- regulating editorial standards to ensure the BBC meets requirements in areas such as accuracy, impartiality, harm and offence
- holding the BBC to account for its assessment of both market impact and public value, alongside regulation of commercial
- acting as the appeal body in terms of complaints.
Ofcom will also have the power to undertake additional investigations of BBC activity and issue fines. It will also be able to order the BBC to stop proposed changes or reduce the scale of its services.
New deal with local press
It is proposed that a new fund will be set up, totaling £20m a year, to enable organisations outside the BBC to compete to provide public service content.
In terms of local newspapers, the BBC will spend £8m a year funding a network of 150 reporters to cover councils and public services. They will work in the commercial sector and make their content available to both their employers and the BBC.
Local newspapers will be able to bid for the reporters.
The review says: “The government expects the BBC to use its privileged position to support the provision of news and information and specifically we expect to see a positive partnership with the local news sector. “
There will also be a news bank to provide free syndication of audio and video content to local newspapers and a new BBC Data Journalism Hub, partnering with a university, that will “make data journalism available for news organisations across the UK”.
Pay for Chris Evans to be revealed (but for few other top stars)
Currently 50 per cent of BBC TV and radio programmes must be made in-house. In future, the white paper proposes that all commissioned programmes will be put out to open competition (except for news and news-related current affairs).
The BBC has resisted calls for it to name all staff paid over £150,000. Instead it will identify all employees earning over £450,000 a year (around ten people).
Top Gear presenter Chris Evans (who is believed to be one of them) told the BBC this morning: “It isn’t exactly breaking news that people who do what I do for a living, compared to people in the real world, get paid too much money.

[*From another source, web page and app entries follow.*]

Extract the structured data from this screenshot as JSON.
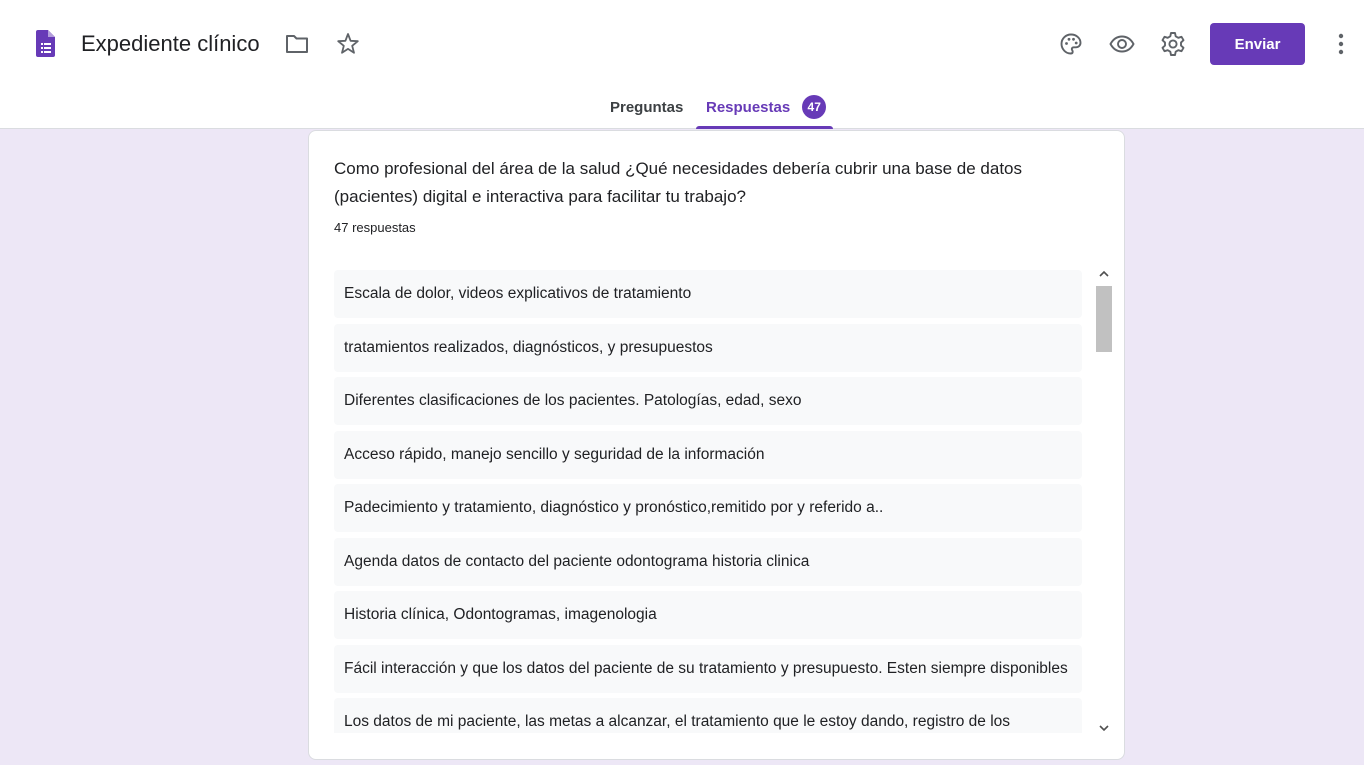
{
  "header": {
    "title": "Expediente clínico",
    "send_label": "Enviar",
    "icons": [
      "forms-doc-icon",
      "folder-icon",
      "star-icon",
      "palette-icon",
      "eye-icon",
      "gear-icon",
      "more-vert-icon"
    ],
    "accent_color": "#673ab7"
  },
  "tabs": {
    "questions_label": "Preguntas",
    "responses_label": "Respuestas",
    "responses_count": "47"
  },
  "question": {
    "text": "Como profesional del área de la salud ¿Qué necesidades debería cubrir una base de datos (pacientes) digital e interactiva para facilitar tu trabajo?",
    "count_label": "47 respuestas"
  },
  "responses": [
    "Escala de dolor, videos explicativos de tratamiento",
    "tratamientos realizados, diagnósticos, y presupuestos",
    "Diferentes clasificaciones de los pacientes. Patologías, edad, sexo",
    "Acceso rápido, manejo sencillo y seguridad de la información",
    "Padecimiento y tratamiento, diagnóstico y pronóstico,remitido por y referido a..",
    "Agenda datos de contacto del paciente odontograma historia clinica",
    "Historia clínica, Odontogramas, imagenologia",
    "Fácil interacción y que los datos del paciente de su tratamiento y presupuesto. Esten siempre disponibles",
    "Los datos de mi paciente, las metas a alcanzar, el tratamiento que le estoy dando, registro de los resultados obtenidos y una herramienta para comparar los resultados obtenidos en cada consulta y poder"
  ]
}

“We’ve got jobs that people would kill for, we get to do things that people would pay to do if they could afford it, and sometimes those things aren’t available to buy. Most of us work part-time anyway. Just pay us less; that’s what I would do. It isn’t exactly rocket science.”
The remuneration committee of the new BBC board will also approve the pay levels new staff and freelance talent above £250,000.

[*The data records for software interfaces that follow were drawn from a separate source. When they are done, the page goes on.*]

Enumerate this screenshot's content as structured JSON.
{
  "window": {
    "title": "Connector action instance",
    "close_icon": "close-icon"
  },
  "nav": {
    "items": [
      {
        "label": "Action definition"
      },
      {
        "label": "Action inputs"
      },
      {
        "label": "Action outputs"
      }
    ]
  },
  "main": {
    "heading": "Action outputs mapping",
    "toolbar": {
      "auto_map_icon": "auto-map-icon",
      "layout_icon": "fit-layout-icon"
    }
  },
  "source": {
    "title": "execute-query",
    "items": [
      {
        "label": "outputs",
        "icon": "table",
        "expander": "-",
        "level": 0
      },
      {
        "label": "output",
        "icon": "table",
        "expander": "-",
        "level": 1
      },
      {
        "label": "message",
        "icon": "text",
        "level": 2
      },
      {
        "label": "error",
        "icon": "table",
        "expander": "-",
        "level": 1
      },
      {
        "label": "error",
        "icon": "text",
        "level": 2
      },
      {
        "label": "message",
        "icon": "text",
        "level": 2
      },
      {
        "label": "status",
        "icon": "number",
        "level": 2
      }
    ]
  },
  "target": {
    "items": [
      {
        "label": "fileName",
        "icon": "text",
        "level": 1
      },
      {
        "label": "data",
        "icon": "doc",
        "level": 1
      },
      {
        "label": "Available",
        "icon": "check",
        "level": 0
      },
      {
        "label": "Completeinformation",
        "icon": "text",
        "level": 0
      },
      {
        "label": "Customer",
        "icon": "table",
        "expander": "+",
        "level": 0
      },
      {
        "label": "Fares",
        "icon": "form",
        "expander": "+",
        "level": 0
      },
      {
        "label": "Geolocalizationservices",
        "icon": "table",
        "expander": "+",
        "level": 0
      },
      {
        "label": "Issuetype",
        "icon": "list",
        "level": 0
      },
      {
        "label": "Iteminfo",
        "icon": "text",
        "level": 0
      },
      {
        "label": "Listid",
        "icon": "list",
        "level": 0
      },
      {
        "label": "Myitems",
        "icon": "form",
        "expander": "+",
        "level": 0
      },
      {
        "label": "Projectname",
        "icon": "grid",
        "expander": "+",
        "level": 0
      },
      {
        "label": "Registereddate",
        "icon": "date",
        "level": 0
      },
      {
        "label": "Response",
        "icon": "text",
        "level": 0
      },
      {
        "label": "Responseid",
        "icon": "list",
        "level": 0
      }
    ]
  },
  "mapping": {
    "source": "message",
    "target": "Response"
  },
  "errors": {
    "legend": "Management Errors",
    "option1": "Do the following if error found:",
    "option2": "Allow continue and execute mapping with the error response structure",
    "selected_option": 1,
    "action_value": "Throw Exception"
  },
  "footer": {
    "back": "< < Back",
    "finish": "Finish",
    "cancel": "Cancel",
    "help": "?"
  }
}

Local TV funding scrapped
Despite the increasing licence fee, and the growing number of households in the UK paying it, BBC funding will stay flat partly because it has to take on the cost of free TV licences for the over-75s (£745m per year).

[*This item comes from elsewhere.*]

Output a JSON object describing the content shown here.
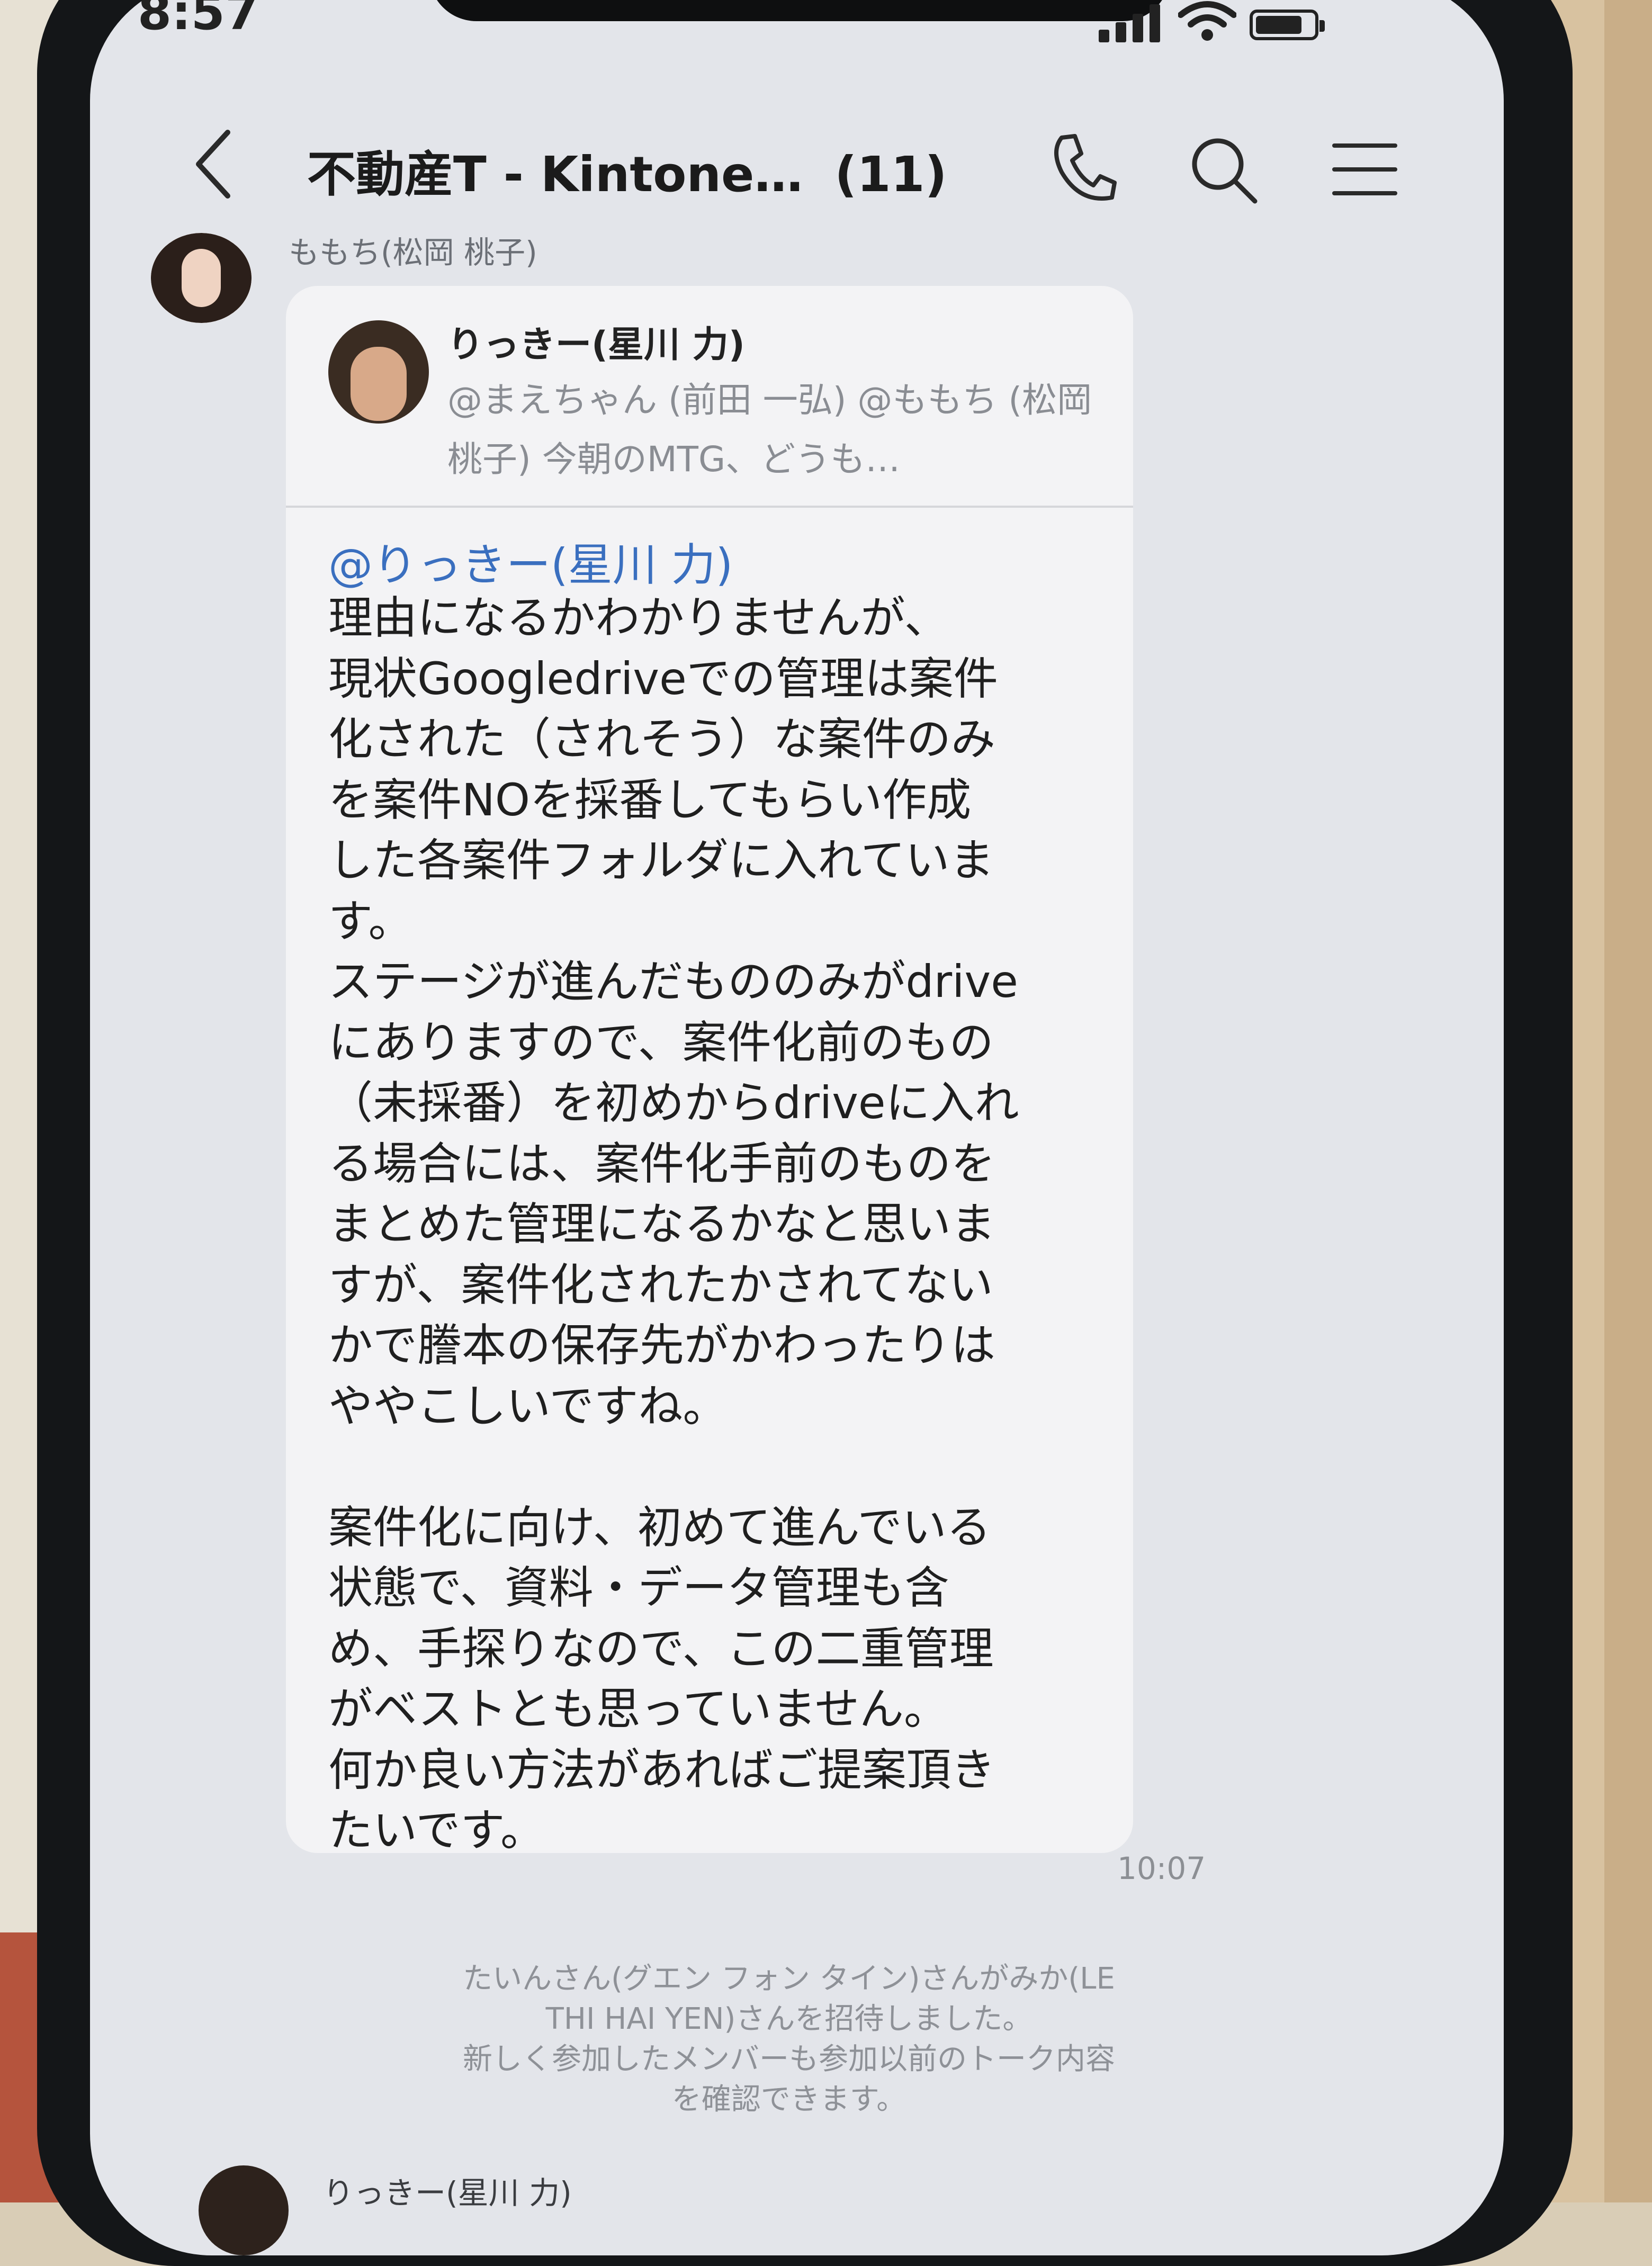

The white paper states that this funding pressure on the BBC is “less than some in the industry are facing and less than those faced by many in the public sector”.
BBC funding for Local TV, which was the pet project of Jeremy Hunt as Culture Secretary under the last Coalition government, will be scrapped.
There are currently 20 local broadcasting mainly on Freeview Channel 8 in cities around the the UK. They benefit from £25m of licence fee money which was used to set up the transmission network and £5m a year over three years to buy their content for the BBC.
This meant each station might sell content worth £300,000 a year to the BBC under the arrangement.
Some 11 more stations are due to be launched this year and three more in 2017. There will be no additional funding for the fledgling network beyond the original £40m.
Tony Hall: White paper reaffirms our mission
Tony Hall, director general of the BBC, said: “This white paper delivers a mandate for the strong, creative BBC the public believe in. A BBC that will be good for the creative industries – and most importantly of all, for Britain.
“There has been a big debate about the future of the BBC. Searching questions have been asked about its role and its place in the UK. That’s right and healthy, and I welcome that debate.
“At the end, we have an 11-year Charter, a licence fee guaranteed for 11 years, and an endorsement of the scale and scope of what the BBC does today. The white paper reaffirms our mission to inform, educate and entertain all audiences on television, on radio and online.”